Here's my solution:

Drupal - overriding filefield theming

Drupal's default 'Generic File' format can be a bit ugly. Luckily, it's not too hard to override. If you'd like to change the default filefield theming for 'Generic File', try using the theme_filefield_item() function in your template.php file.

Note: You may also be interested in checking out my post on customizing the filefield format in views.

In the example below, I overrode the default theming for all cck fieldfields belonging to node type 'publication'.

Using imagecache with the Image or Embedded Media Field modules

Actually, there is a way to use imagecache presets with the image module without patches. It involves creating a View that manually applies the imagecache preset to the image field (not imagefield). You'll need views customfield.

Create a view and add the relationships "Image:File" and "Image:Node." Then add fields "File:path," "Node->title," and "Customfield: PHP Code." Add this to your php customfield script:

//print var_export($data, TRUE);  //reveals all available variables

Add address field to Signup form, save to Content Profile

Alright, so this a bit nuanced, but I thought that I'd share it anyway. Maybe this snippet will help someone somewhere.


I'm using the Signup module to permit users to signup for events, but I'd like them to be able to enter more than the standard name and phone number. I'd like my users to be able to provide their address.

Beyond that, if the user has already provided their address on their user profile (generated using Content Profile and the Location CCK module), then I'd like the fields to prepopulate.

Furthermore (we're getting crazy here), if they enter a new address on the signup form, I'd like them to be able to save that address to their profile.


Actually, with the power of the Forms API, this becomes an easy task.

Drupal: dealing with nested children that share their parent's path

Let's say that you'd like to create a nested menu in which one of the children links to the same path as its parent. Something like:

  •  people/friends
    • people/friends
    • people/family
    • people/neighbors

This works in theory-- the menu items will take you to the correct page. But if you're relying on Drupal to correctly set the active trail and expand the correct sub menus, you'll have to use a bit of a workaround. You're basically going to create dummy nodes that will redirect to the desired page rather than creating two menu links that have the exact same path. The parent (in menu) will redirect to the child's node.

Drupal: Add body classes based on user permissions

This one is a little bit more esoteric. I found the need change the page style (via CSS) based on whether the current user had permission to update the current node. Drupal preprocess_page to the rescue!

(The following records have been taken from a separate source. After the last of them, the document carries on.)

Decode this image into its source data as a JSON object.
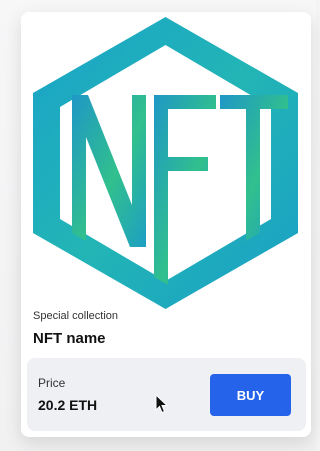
{
  "card": {
    "artwork_icon": "nft-logo-hexagon",
    "collection_label": "Special collection",
    "name": "NFT name",
    "price_label": "Price",
    "price_value": "20.2 ETH",
    "buy_label": "BUY"
  },
  "colors": {
    "accent": "#2563eb",
    "logo_teal": "#1ea7c5",
    "logo_green": "#2fbf8a"
  }
}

Just add this snippet to the yourTheme_preprocess_page function in your template.php file. It will add body classes (e.g., user-node-update, user-node-delete) to your page depending on the current user's permission to access the node being viewed.